__Brief__: Extract each line of the data and write it out again exactly.

*** Opening of Records provided ***

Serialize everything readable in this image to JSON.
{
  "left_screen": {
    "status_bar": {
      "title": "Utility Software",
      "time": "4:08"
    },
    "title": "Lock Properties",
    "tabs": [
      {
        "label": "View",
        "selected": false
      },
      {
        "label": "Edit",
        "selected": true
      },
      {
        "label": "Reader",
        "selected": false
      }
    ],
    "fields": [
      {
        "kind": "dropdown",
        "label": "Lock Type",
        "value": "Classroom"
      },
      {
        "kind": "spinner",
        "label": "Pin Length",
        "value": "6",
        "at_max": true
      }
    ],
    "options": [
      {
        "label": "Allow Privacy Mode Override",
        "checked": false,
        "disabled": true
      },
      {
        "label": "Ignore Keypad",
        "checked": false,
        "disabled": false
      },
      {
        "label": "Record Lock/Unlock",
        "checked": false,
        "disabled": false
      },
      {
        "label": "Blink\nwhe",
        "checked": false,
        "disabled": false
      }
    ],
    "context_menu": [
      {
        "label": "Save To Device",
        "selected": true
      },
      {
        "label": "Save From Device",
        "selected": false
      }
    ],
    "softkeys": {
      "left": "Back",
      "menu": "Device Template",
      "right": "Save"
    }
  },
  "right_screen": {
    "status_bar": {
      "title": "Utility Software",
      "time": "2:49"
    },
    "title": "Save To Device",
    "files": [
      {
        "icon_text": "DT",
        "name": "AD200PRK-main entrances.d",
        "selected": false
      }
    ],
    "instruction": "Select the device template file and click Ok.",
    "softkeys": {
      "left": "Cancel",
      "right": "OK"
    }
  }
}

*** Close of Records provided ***

__Written reply__:
Serialize everything readable in this image to JSON.
{
  "left_screen": {
    "status_bar": {
      "title": "Utility Software",
      "time": "4:08"
    },
    "title": "Lock Properties",
    "tabs": [
      {
        "label": "View",
        "selected": false
      },
      {
        "label": "Edit",
        "selected": true
      },
      {
        "label": "Reader",
        "selected": false
      }
    ],
    "fields": [
      {
        "kind": "dropdown",
        "label": "Lock Type",
        "value": "Classroom"
      },
      {
        "kind": "spinner",
        "label": "Pin Length",
        "value": "6",
        "at_max": true
      }
    ],
    "options": [
      {
        "label": "Allow Privacy Mode Override",
        "checked": false,
        "disabled": true
      },
      {
        "label": "Ignore Keypad",
        "checked": false,
        "disabled": false
      },
      {
        "label": "Record Lock/Unlock",
        "checked": false,
        "disabled": false
      },
      {
        "label": "Blink\nwhe",
        "checked": false,
        "disabled": false
      }
    ],
    "context_menu": [
      {
        "label": "Save To Device",
        "selected": true
      },
      {
        "label": "Save From Device",
        "selected": false
      }
    ],
    "softkeys": {
      "left": "Back",
      "menu": "Device Template",
      "right": "Save"
    }
  },
  "right_screen": {
    "status_bar": {
      "title": "Utility Software",
      "time": "2:49"
    },
    "title": "Save To Device",
    "files": [
      {
        "icon_text": "DT",
        "name": "AD200PRK-main entrances.d",
        "selected": false
      }
    ],
    "instruction": "Select the device template file and click Ok.",
    "softkeys": {
      "left": "Cancel",
      "right": "OK"
    }
  }
}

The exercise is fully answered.